The Dogs of War is an exhilarating action/drama with a genuine flair for the thinking man’s perspective on the real human cost involved in combat. Few movies ever bother with this elemental fallout. After all, its’ much easier to begin a war story with a blaze of gunfire and rockets hurling through the air and end it on some trumped up high note with Old Glory gallantly waving in the background. Director, John Irvin doesn’t allow himself to succumb to these clichés, however, and the picture is stronger, bolder and more clearly delineated because of his restraint. In preparing this review I’ve read some fairly abrasive condemnations of this picture as not nearly bloody enough to hold the viewer’s attention. How sad…and how extremely telling of the attention span of today’s average (and thoroughly misguided) movie goer, who can think of no better way to occupy his/her time or enrich the palette of their own imagination.
The Dogs of War is a testament to some superior craftsmanship put forth by all involved. I’ll let the naysayers have their nay - and bray. All of the pistons are firing here, and to exceptional effect. Again, the most compelling reasons to see the picture are Christopher Walken’s magnetic and riveting performance, John Irving’s deft direction and Jack Cardiff’s luminous cinematography. A better reason would be to expand one’s mind and perspectives, investing in some intelligent and stylish film-making; filling the recesses between the ears with more quality than compost. I rest my case: The Dogs of War gets my sincerest vote for an exceptionally fine way to spend a couple of hours.
If only I could say the same about MGM/Fox Home Video’s 1080p transfer, courtesy of Twilight Time. It isn’t awful, per say, but it sports some fairly obvious damage between transitions and some heavy scratches and water damage sporadically scattered throughout. Color fidelity is exceptional, although there is one or two scenes that look a tad washed out.

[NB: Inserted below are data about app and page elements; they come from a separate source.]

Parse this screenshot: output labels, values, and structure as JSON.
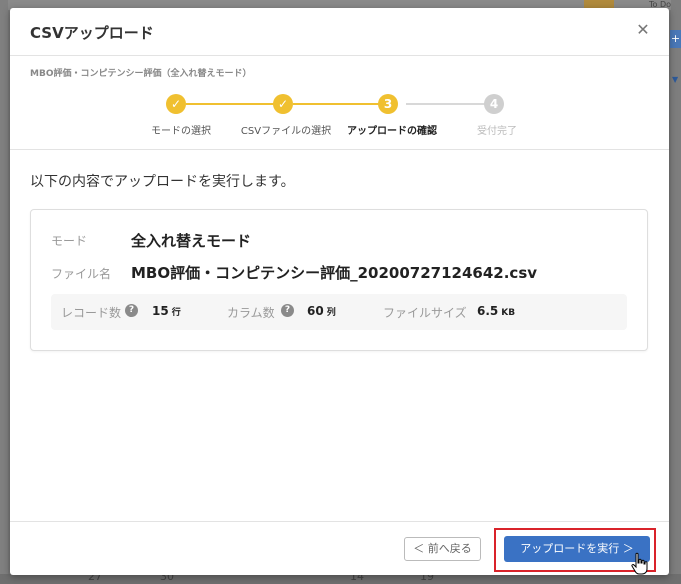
{
  "background": {
    "todo_label": "To Do",
    "plus_label": "+",
    "bottom_counts": [
      "27",
      "30",
      "14",
      "19"
    ]
  },
  "dialog": {
    "title": "CSVアップロード",
    "breadcrumb": "MBO評価・コンピテンシー評価（全入れ替えモード）",
    "steps": [
      {
        "label": "モードの選択",
        "number": "1",
        "state": "done"
      },
      {
        "label": "CSVファイルの選択",
        "number": "2",
        "state": "done"
      },
      {
        "label": "アップロードの確認",
        "number": "3",
        "state": "current"
      },
      {
        "label": "受付完了",
        "number": "4",
        "state": "pending"
      }
    ],
    "intro": "以下の内容でアップロードを実行します。",
    "mode_label": "モード",
    "mode_value": "全入れ替えモード",
    "file_label": "ファイル名",
    "file_value": "MBO評価・コンピテンシー評価_20200727124642.csv",
    "stats": {
      "records_label": "レコード数",
      "records_value": "15",
      "records_unit": "行",
      "columns_label": "カラム数",
      "columns_value": "60",
      "columns_unit": "列",
      "size_label": "ファイルサイズ",
      "size_value": "6.5",
      "size_unit": "KB"
    },
    "back_button": "＜ 前へ戻る",
    "execute_button": "アップロードを実行 ＞"
  },
  "colors": {
    "step_done": "#f0c030",
    "step_pending": "#cfcfcf",
    "primary": "#3a72c4",
    "highlight": "#d9232a"
  },
  "icons": {
    "close": "close-icon",
    "check": "check-icon",
    "help": "help-icon",
    "cursor": "hand-pointer-icon"
  }
}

Film grain is mostly consistent and looking fairly natural. Flesh tones look great and fine detail, particularly in close-up will leave you breathless. Again, I cannot understand MGM/Fox not taking the necessary time to clean up the age-related damage before scanning these elements to Blu-ray. We’re not talking about minimal damage here either, but some fairly heavy and obvious anomalies that truly distract from this presentation. TT gives us both cuts of the movie. The 118 min. international cut is preferred to the 102 min. theatrical version. Sure, it’s only 16 minutes we’re talking about, but they are of vital importance to our appreciation of the story. Evidently, someone else agrees because only the international cut comes with chapter stops. The DTS 2.0 stereo is fairly aggressive; dialogue mostly sounding natural and SFX giving the speakers an uncommon workout. Alas, apart from TT’s usual commitment to an isolated score, we get nothing more than a theatrical trailer. Bottom line: this film is a rare gemstone among early 80’s action movies. Very highly recommended for content. Generally recommended for the transfer.
FILM RATING (out of 5 – 5 being the best)